To fight or not to fight, that is the question. Happy Ending is a gritty hospital drama about a group of cancer patients and their choices about how they want to die.
It’s a question most people have probably asked themselves over the years. Is it better to retain the dignity you have by refusing chemotherapy, keeping your hair and potentially dying sooner than necessary? Or should you spend your days being pumped full of drugs, feeling too ill to move, in the hope that it might give you a few extra days of life. If you can even call that having a life.
It’s difficult to stage a play about people with terminal cancer. I mean, who wants to go and watch that? It’s a tough sell and even at tonight’s press night, the Arcola Theatre in Dalston was only half full. Cancer is a subject we stray away from. For some people it is far too difficult a topic because of loved ones we have lost and others simply don’t want to know about it unless it happens to them.
Happy Ending is an English translation of Anat Gov’s last play before she died in 2012, ages 58 after a long battle with Cancer. Originally performed in Tel Aviv, the show is described as a musical comedy fantasy with a subject that people don’t like to talk about. This is the shows UK premiere.
There are some great performances in this show. Gillian Kirkpatrick plays the ageing theatre actress Carrie Evans, who believes as an actor death shall be her greatest role yet. She portrays the stubbornness of a petrified patient and then finally breaks down believably in the shows climax. Jodie Jacobs plays the nurse well, reciting monologues about different types of medication and holds the show together during the songs with her incredible vocals.
The issue with this ‘play’ is its ‘musical’ element. There are a handful of songs thrown in to the story which just don’t fit. These upbeat, poorly choreographed numbers, performed to backing tracks and loud bouts of feedback from microphones, may have been included to add some light relief to the overtly serious subject matter but sadly they are so cheesy and badly put together that they are teetering on insensitive and almost make a mockery of the play itself.
Happy Ending is a thought provoking play, with some talented actors who can handle the serious text.

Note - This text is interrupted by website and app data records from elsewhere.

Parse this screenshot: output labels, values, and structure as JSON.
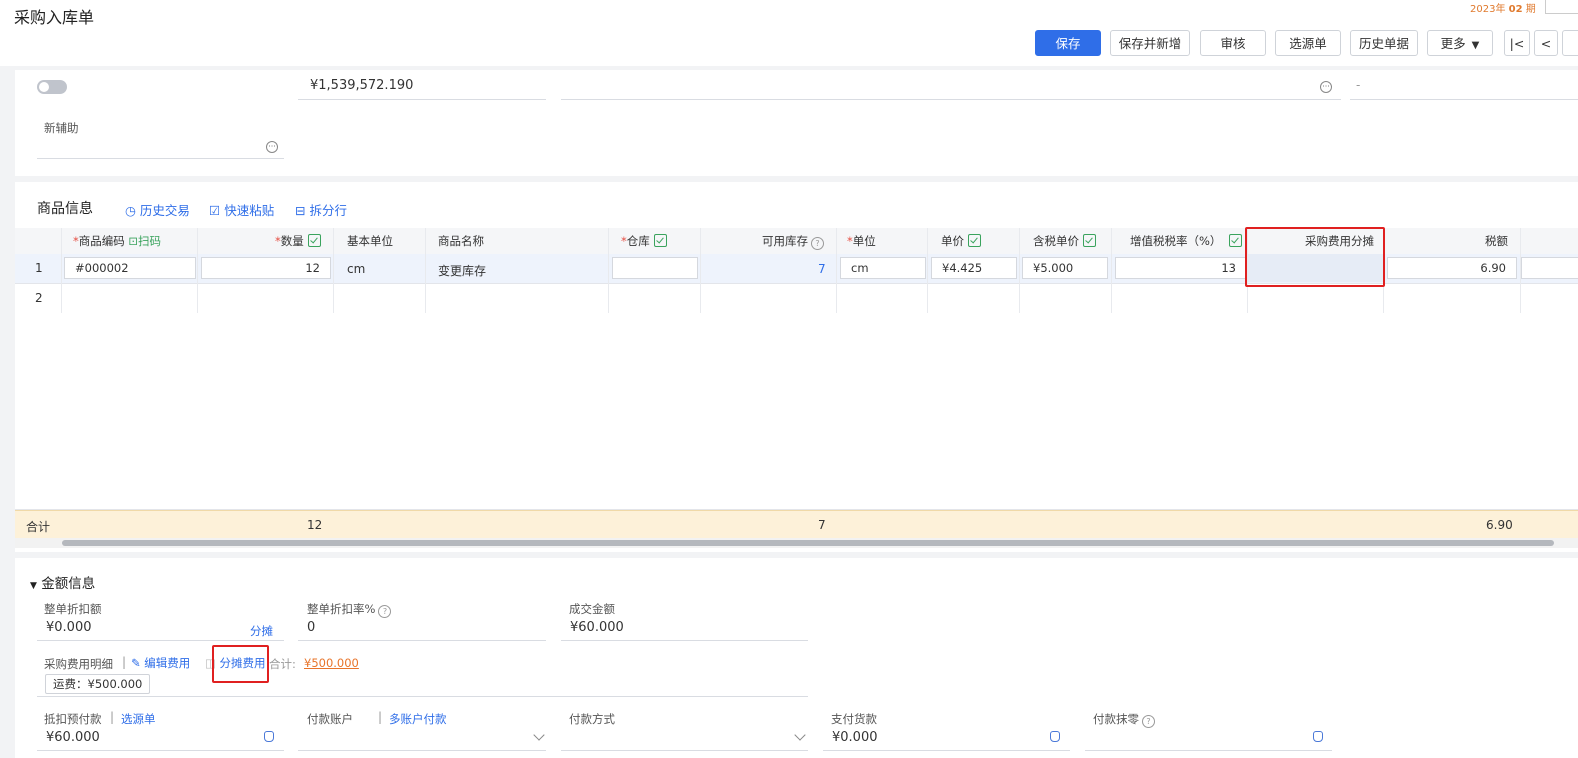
{
  "header": {
    "title": "采购入库单",
    "period": {
      "year": "2023年",
      "num": "02",
      "suffix": "期"
    },
    "buttons": {
      "save": "保存",
      "save_new": "保存并新增",
      "audit": "审核",
      "select_source": "选源单",
      "history": "历史单据",
      "more": "更多"
    }
  },
  "top_form": {
    "amount": "¥1,539,572.190",
    "dash": "-",
    "aux_label": "新辅助"
  },
  "goods": {
    "section_title": "商品信息",
    "history_trade": "历史交易",
    "quick_paste": "快速粘贴",
    "split_row": "拆分行",
    "columns": {
      "code": "商品编码",
      "scan": "扫码",
      "qty": "数量",
      "base_unit": "基本单位",
      "name": "商品名称",
      "warehouse": "仓库",
      "stock": "可用库存",
      "unit": "单位",
      "price": "单价",
      "tax_price": "含税单价",
      "vat": "增值税税率（%）",
      "fee_alloc": "采购费用分摊",
      "tax": "税额"
    },
    "rows": [
      {
        "no": "1",
        "code": "#000002",
        "qty": "12",
        "base_unit": "cm",
        "name": "变更库存",
        "stock": "7",
        "unit": "cm",
        "price": "¥4.425",
        "tax_price": "¥5.000",
        "vat": "13",
        "tax": "6.90"
      },
      {
        "no": "2"
      }
    ],
    "totals": {
      "label": "合计",
      "qty": "12",
      "stock": "7",
      "tax": "6.90"
    }
  },
  "amount_info": {
    "title": "金额信息",
    "discount_label": "整单折扣额",
    "discount_value": "¥0.000",
    "allocate_link": "分摊",
    "discount_rate_label": "整单折扣率%",
    "discount_rate_value": "0",
    "deal_amount_label": "成交金额",
    "deal_amount_value": "¥60.000",
    "fee_detail_label": "采购费用明细",
    "edit_fee": "编辑费用",
    "allocate_fee": "分摊费用",
    "sum_label": "合计:",
    "sum_value": "¥500.000",
    "fee_tag": "运费：¥500.000",
    "prepay_label": "抵扣预付款",
    "select_source": "选源单",
    "prepay_value": "¥60.000",
    "pay_account_label": "付款账户",
    "multi_account": "多账户付款",
    "pay_method_label": "付款方式",
    "pay_goods_label": "支付货款",
    "pay_goods_value": "¥0.000",
    "pay_round_label": "付款抹零"
  }
}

However it is seriously let down by the unnecessary song and dance elements that just can’t be overlooked when judging this piece as a whole. A real shame.
Reviewed by West End Wilma
Happy Ending is playing at the Arcola Theatre until 7 March 2015.